When the Medicare trustees deliver their official forecasts for the Medicare system in their annual report, the actuaries who draft the report are required by law to assume that the law will be followed as written. For example, the current Medicare law says that physician payments will be cut 31% by 2013. For most other categories of Medicare services, 2009 hearth care reform legislation also specifies that the payment rates will be reduced each year by a rate equal to the economy-wide increase in multifactor productivity, which is projected at 1.1% per year.
However, to their great credit, the Medicare actuaries also produce an annual background which explains why these assumed cost reductions are so implausible. This year\’s version was published on May 18 under the dry-as-dust title: \” Projected Medicare Expenditures under Illustrative Scenarios with Alternative Payment Updates to Medicare Providers.\”
Here are a couple of figures projecting how Medicare reimbursement would compare with reimbursement from private health insurance. The first figure shows what current law projects for Medicare reimbursements for physician services, with comparisons to reimbursement from the Medicaid program and from private health insurance. Notice the 31% drop that is supposed to happen immediately, followed by an additional decline. In short, Medicare reimbursement of physicians is now about 80% of private health insurance, but under current law it is supposed to fall immediately to less than 60% of private insurance, and then over time to about 25% of private insurance.
The next figures shows a similar comparison for reimbursement for in-patient hospital services. Medicare reimbursement for such services was about 90% of private health insurance reimbursement in the mid-1990s, is now down to about 65% of private health insurance reimbursement, and is projected under current law to continue falling to 40% of private health insurance reimbursement.
Clearly, cost projections based on these continually falling rates of reimbursement can\’t be taken seriously. Indeed, there have been scheduled reductions in physician reimbursement every year since 2003–and Congress has overridden them every year. The scheduled 31% drop in physician reimbursements for next year is supposed to get us back on track for all the reductions that haven\’t happened since 2003, but no one believes it\’s going to happen. These kinds of reductions in reimbursements would either drive health care providers into insolvency, or lead them to stop serving Medicare patients.
As a result, the official current law estimates of future Medicare costs are wildly optimistic. The first column of this table shows that under current law, even with its unrealistic reimbursement reductions, Medicare costs nearly double as a share of GDP over the next seven decades. But under an alternative projection, which doesn\’t assume the immediate cut in physician reimbursements or the long-run slowdown in spending growth, Medicare spending is close to tripling as a share of GDP over the next seven decades.

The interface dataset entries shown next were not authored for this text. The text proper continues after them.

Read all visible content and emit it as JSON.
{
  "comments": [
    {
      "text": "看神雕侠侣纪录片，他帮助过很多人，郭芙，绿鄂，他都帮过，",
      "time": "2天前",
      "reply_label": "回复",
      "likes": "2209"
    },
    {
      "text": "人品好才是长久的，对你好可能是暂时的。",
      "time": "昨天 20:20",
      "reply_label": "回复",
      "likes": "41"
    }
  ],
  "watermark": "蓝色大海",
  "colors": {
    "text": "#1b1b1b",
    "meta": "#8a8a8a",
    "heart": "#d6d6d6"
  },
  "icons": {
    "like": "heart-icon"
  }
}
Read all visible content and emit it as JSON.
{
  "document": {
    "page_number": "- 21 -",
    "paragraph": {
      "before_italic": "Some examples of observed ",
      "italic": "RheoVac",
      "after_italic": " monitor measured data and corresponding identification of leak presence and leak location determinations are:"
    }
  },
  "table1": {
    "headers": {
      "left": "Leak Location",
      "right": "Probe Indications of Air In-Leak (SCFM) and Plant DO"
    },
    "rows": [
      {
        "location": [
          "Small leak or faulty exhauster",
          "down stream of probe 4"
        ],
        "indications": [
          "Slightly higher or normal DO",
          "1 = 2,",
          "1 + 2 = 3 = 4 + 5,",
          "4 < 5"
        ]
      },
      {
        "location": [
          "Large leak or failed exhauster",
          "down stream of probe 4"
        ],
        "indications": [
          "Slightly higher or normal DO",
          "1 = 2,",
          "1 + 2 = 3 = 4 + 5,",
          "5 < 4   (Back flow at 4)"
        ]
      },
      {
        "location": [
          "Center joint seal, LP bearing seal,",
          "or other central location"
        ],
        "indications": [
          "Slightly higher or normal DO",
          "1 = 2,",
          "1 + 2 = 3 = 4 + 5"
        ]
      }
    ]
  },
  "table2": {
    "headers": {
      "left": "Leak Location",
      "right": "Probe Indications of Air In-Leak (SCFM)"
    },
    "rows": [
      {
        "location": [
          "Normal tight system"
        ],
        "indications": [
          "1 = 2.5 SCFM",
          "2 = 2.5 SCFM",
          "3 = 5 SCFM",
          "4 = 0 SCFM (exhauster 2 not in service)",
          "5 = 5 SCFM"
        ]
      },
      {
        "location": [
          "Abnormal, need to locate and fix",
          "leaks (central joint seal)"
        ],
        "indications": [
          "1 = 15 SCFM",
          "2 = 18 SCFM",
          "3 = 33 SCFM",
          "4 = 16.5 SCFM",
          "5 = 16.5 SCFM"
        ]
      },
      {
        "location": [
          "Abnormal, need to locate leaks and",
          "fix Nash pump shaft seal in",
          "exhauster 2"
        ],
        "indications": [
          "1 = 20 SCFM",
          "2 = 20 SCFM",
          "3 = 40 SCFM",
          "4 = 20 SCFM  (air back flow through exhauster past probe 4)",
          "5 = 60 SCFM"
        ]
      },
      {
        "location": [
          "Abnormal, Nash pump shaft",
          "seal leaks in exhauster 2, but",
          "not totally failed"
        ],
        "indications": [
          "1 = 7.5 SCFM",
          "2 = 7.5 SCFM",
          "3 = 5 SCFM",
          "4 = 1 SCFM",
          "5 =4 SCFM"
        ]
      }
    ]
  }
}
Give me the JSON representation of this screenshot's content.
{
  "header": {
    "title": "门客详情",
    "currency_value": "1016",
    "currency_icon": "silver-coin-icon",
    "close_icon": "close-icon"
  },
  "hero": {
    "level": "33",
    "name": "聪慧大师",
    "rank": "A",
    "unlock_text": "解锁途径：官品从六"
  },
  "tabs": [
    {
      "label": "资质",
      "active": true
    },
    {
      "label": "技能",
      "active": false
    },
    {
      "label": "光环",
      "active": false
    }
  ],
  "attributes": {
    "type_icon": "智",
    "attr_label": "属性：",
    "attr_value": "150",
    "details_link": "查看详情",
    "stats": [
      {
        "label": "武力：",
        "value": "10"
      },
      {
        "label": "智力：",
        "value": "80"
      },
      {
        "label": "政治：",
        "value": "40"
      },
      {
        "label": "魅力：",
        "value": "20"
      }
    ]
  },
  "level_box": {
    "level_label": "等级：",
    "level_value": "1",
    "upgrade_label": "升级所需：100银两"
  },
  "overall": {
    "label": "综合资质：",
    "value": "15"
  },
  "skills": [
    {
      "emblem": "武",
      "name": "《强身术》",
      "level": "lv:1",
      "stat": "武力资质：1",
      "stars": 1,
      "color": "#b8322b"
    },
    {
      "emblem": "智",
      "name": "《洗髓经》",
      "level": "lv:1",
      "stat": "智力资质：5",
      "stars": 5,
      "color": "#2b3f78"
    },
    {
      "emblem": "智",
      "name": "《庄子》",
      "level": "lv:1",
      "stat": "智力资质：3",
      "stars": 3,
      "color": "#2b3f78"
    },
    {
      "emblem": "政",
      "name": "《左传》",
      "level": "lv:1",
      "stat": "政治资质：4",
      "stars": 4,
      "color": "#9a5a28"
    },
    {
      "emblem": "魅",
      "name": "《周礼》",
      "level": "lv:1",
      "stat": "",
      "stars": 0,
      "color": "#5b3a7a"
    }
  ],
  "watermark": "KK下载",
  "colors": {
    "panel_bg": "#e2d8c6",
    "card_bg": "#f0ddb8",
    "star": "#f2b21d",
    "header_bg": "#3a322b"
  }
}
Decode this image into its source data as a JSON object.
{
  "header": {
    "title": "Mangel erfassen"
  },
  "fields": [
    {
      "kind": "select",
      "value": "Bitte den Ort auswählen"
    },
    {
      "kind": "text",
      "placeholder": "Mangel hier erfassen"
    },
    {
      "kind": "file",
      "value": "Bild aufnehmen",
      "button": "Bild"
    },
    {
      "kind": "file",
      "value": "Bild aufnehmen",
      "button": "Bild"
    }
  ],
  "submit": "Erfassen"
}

The actuaries are about as blunt as their profession allows about what all this means: \”The immediate physician fee reductions required under current law are clearly unworkable and are almost certain to be overridden by Congress. The productivity adjustments will affect other Medicare price levels much more gradually, but a strong likelihood exists that, without very substantial and transformational changes in health care practices, payment rates would become inadequate in the long range. … Thus, the current-law projections should not be interpreted as the most likely expectation of actual Medicare financial operations in the future but rather as illustrations of the very favorable impact of permanently slower growth in health care costs, if such slower growth can be achieved.\”